Items from an interface collection:
^^^^
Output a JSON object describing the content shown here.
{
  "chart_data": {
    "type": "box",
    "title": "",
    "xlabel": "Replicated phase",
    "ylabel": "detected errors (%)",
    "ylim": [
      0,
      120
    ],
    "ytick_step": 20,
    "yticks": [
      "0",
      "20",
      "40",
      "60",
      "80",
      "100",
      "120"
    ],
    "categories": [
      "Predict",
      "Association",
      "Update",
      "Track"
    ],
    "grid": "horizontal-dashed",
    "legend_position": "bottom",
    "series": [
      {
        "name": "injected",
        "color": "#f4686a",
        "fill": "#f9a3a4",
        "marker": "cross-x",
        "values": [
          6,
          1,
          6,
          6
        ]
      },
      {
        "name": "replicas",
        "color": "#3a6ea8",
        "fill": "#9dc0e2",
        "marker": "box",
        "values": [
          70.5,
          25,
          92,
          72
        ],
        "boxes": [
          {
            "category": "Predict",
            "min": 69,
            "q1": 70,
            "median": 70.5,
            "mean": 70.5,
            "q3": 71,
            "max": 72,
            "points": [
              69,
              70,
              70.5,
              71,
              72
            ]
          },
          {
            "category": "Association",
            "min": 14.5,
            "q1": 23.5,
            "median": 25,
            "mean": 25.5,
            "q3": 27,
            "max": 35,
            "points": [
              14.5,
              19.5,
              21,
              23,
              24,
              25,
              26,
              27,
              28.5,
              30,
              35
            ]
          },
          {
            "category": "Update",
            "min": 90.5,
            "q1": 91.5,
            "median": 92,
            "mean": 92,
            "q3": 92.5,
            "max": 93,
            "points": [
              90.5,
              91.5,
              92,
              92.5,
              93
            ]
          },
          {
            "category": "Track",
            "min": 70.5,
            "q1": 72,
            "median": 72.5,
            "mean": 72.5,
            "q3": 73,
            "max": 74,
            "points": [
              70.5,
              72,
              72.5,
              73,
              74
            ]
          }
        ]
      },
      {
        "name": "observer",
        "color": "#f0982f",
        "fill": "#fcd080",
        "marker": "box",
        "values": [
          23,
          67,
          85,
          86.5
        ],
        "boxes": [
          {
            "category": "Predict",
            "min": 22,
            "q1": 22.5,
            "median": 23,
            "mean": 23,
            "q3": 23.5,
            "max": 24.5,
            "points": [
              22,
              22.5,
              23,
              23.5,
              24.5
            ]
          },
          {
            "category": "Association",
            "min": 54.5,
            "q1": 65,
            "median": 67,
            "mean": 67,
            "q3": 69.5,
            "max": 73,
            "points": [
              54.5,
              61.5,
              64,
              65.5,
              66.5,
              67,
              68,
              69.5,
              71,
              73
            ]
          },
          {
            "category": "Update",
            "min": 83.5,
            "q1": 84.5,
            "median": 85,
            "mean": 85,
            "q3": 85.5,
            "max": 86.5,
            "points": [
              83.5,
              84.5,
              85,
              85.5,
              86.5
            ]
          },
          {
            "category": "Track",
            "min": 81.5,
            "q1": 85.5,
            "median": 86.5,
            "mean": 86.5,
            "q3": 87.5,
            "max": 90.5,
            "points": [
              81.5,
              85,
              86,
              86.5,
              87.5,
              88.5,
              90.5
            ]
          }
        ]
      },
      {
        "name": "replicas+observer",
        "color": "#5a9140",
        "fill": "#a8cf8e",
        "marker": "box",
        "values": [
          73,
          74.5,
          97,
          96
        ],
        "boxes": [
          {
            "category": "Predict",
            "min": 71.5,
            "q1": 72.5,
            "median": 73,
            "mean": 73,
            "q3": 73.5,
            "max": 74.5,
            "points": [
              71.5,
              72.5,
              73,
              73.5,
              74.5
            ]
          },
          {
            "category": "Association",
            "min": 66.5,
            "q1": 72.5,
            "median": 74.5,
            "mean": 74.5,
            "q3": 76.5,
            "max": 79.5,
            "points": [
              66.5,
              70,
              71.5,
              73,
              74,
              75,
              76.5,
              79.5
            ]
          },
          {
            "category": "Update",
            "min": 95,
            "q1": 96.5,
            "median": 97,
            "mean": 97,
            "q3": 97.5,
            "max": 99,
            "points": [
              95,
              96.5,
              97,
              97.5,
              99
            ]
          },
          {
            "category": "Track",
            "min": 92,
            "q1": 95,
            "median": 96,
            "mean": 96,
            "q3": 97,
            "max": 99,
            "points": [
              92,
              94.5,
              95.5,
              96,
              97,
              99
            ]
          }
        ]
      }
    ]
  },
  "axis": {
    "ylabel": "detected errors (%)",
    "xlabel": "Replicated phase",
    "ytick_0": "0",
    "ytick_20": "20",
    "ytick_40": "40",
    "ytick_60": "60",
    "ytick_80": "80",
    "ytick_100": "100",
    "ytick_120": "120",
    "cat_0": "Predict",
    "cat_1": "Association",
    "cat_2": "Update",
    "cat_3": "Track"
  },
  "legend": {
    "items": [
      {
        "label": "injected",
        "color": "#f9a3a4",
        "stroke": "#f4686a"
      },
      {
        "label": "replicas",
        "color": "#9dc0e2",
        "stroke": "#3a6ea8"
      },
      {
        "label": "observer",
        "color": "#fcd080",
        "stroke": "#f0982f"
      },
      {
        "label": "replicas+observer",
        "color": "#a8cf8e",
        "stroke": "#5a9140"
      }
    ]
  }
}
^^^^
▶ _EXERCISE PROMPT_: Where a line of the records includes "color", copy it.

▶ _WRITTEN ANSWER_:
        "color": "#f4686a",
        "color": "#3a6ea8",
        "color": "#f0982f",
        "color": "#5a9140",
        "color": "#f9a3a4",
        "color": "#9dc0e2",
        "color": "#fcd080",
        "color": "#a8cf8e",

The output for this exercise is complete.